▶ **WHAT NEEDS TO BE DONE**
Pick out the lines below that include the string "source".
(THE INPUT Opens)
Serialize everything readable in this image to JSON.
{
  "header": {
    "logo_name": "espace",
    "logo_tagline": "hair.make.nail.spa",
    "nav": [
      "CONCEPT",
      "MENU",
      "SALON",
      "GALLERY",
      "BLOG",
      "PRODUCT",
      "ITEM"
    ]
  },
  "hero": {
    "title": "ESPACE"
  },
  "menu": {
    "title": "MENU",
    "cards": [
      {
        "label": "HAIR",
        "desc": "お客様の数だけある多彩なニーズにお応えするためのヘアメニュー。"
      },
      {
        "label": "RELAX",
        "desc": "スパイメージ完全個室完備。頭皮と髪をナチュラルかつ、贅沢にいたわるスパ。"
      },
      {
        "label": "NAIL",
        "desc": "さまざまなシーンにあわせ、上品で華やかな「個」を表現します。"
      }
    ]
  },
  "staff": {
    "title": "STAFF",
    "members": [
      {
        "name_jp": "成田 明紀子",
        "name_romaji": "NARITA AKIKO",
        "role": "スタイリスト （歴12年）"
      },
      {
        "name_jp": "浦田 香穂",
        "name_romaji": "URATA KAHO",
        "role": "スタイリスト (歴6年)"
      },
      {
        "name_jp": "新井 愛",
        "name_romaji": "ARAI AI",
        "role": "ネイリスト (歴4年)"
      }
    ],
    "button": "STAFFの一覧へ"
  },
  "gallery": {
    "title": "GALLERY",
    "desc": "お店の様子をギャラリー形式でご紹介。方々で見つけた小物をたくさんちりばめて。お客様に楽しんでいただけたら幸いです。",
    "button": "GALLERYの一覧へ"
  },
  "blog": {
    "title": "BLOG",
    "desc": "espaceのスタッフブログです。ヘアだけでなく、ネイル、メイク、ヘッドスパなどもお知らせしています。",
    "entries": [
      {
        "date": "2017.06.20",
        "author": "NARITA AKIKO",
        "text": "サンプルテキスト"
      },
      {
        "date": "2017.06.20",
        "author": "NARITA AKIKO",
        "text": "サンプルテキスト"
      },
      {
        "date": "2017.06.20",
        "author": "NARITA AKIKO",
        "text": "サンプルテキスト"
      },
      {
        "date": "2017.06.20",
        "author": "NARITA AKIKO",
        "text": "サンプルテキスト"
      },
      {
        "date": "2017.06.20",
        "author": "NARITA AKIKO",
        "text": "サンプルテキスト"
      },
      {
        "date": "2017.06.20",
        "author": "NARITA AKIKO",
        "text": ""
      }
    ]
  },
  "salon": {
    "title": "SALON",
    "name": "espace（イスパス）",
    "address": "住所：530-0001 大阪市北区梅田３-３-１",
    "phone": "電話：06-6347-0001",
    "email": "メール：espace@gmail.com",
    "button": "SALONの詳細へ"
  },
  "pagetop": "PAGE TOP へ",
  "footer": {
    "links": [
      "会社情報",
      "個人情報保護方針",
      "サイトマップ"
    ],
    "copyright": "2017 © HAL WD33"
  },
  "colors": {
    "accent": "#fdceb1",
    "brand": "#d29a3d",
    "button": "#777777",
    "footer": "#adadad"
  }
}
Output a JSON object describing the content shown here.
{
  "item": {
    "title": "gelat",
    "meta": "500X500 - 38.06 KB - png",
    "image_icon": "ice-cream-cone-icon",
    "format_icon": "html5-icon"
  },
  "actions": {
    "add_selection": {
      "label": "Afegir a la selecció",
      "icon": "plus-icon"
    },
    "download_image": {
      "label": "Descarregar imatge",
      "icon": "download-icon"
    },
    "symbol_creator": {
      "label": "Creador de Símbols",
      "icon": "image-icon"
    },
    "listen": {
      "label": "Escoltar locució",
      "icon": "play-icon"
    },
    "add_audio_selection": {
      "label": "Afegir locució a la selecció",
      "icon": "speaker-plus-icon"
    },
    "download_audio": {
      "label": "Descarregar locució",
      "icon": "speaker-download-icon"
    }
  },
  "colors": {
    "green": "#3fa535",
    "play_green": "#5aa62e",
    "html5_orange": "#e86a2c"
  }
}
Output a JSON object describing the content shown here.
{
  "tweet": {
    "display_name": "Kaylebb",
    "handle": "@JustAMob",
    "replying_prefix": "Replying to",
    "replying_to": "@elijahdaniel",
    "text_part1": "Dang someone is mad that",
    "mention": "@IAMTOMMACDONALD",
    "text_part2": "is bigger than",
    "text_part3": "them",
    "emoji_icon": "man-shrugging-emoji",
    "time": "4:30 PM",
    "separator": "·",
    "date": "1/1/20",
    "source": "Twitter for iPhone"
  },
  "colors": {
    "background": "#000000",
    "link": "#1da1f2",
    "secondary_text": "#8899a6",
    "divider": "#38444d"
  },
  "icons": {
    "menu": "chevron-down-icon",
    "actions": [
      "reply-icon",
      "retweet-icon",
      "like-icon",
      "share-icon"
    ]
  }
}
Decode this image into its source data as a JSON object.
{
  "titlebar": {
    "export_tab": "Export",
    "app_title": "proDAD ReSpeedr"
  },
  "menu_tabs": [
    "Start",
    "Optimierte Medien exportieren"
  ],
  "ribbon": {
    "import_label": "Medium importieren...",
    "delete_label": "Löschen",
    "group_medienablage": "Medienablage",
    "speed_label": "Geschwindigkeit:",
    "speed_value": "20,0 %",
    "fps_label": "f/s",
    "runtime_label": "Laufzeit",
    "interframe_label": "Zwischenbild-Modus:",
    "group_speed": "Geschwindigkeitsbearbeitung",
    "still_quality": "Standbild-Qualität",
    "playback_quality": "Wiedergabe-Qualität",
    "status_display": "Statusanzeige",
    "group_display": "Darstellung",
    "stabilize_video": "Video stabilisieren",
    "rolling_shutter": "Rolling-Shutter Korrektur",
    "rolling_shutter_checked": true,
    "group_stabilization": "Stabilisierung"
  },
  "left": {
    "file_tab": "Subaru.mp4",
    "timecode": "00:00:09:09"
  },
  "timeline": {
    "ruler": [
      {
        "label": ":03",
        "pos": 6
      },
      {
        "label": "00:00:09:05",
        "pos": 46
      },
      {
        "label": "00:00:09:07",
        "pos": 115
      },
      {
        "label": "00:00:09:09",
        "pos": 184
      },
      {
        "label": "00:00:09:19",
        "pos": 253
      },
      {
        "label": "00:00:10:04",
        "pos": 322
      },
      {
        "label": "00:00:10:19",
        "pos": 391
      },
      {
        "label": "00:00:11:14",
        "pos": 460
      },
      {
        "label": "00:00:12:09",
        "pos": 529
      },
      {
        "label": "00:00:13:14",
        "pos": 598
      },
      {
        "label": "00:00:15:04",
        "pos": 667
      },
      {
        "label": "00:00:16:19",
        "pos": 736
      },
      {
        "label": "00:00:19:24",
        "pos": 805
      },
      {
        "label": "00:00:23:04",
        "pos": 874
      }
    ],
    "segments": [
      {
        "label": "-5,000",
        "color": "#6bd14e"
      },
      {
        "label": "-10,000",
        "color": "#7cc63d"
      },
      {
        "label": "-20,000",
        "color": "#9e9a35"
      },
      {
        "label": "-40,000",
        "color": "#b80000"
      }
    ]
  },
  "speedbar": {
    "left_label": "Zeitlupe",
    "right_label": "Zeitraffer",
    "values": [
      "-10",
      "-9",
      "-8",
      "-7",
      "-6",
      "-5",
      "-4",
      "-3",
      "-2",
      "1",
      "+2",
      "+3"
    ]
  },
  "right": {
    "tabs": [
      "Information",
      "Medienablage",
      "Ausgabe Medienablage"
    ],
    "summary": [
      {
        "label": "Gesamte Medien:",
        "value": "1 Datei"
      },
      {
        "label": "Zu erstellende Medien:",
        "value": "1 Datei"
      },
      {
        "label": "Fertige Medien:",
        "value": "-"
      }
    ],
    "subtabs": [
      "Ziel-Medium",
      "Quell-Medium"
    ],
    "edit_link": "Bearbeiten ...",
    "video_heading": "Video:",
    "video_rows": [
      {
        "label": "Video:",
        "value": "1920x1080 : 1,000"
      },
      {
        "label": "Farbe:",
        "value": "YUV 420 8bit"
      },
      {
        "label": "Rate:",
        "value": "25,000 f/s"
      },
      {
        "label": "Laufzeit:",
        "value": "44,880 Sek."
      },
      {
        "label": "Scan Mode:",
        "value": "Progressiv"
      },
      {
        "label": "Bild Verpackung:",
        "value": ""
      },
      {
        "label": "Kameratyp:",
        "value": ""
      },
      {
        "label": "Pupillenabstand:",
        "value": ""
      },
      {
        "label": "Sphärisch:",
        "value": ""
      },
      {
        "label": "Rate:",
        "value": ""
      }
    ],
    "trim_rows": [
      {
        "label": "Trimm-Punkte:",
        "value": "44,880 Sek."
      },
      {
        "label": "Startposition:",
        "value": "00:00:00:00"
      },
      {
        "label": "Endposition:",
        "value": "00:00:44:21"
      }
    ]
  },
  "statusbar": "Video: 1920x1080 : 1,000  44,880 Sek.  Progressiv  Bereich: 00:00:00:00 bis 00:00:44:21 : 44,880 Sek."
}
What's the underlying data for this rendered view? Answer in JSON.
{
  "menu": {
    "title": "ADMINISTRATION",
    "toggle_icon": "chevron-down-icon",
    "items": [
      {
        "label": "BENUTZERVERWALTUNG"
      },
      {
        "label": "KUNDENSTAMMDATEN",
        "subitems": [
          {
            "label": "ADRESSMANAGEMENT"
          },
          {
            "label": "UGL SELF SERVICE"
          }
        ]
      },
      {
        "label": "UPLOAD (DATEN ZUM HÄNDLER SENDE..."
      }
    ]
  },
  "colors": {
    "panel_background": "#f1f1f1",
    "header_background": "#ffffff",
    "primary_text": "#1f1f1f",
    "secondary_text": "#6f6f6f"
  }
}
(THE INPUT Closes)
▶ **ANSWER BELOW**
    "source": "Twitter for iPhone"
Decode this image into its source data as a JSON object.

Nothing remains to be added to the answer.